After leaving pro basketball for the second time, Gourdine became general counsel for the New York City Board of Education under former Chancellor Rudy Crew, and served from 2006 to 2008 as chairman of the city’s Civil Service Commission. One job that Gourdine never pursued: working at a large firm.

“He never discouraged me from doing it, but I just think it wasn’t for him,” says Peter Gourdine, who worked at Stroock & Stroock & Lavan before joining Day Pitney. “My dad had a varied career, and the funny thing was he never kept anything on the walls of his office. He always said, ‘You come in the same way you leave.’ He never wanted to be too comfortable.”

Having grown up boxing in the Police Athletic League, Gourdine was a longtime supporter of that organization as well as such other groups as the NAACP Legal Defense Fund. A lifelong Democrat, he considered Barack Obama’s election as president in 2008 a crowning achievement for African-Americans, says Pat Gourdine.

Gourdine himself was a member of the ROTC at City College in the early 1960s, but received a deferment from active service after enrolling in Fordham University School of Law in 1965, his wife says. Three years later, he was shipped off to South Vietnam, where he served as a captain in the U.S. Army investigating matters related to troops stationed in the Mekong Delta.

“On his way [to Vietnam], he was on a ship for 16 days from the U.S. to Okinawa,” Pat Gourdine says. “And he always said that was the reason why we never went on a cruise! I didn’t mind.”

In addition to his wife, to whom he was married for 48 years, Gourdine is survived by his sons Peter and David, a social and mental health worker who volunteers as a team leader for New York Cares, and daughter Laura, a professional actress who also works as a paralegal with the early case assessment bureau at the New York County District Attorney’s Office.

Laura Gourdine told The Riverdale Press that the trajectory of her father’s career surprised some powerful figures at an early stage. Upon being elected deputy commissioner of the NBA in 1974, his secretary buzzed him and said he had a phone call from the president.

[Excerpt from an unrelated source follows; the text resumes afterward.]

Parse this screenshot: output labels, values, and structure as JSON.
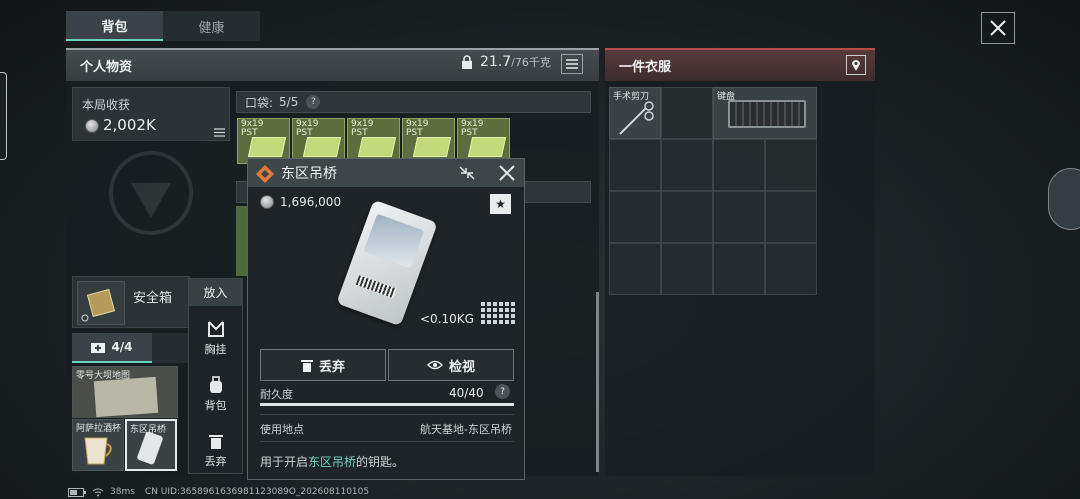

” ‘Of what company?’ ” Gourdine asked, according to his daughter. ” ‘Of the United States,’ ” came the reply. Indeed, it was President Gerald Ford, calling to congratulate Gourdine on his promotion.

Brian Baxter writes for The Am Law Daily, a Daily Report affiliate.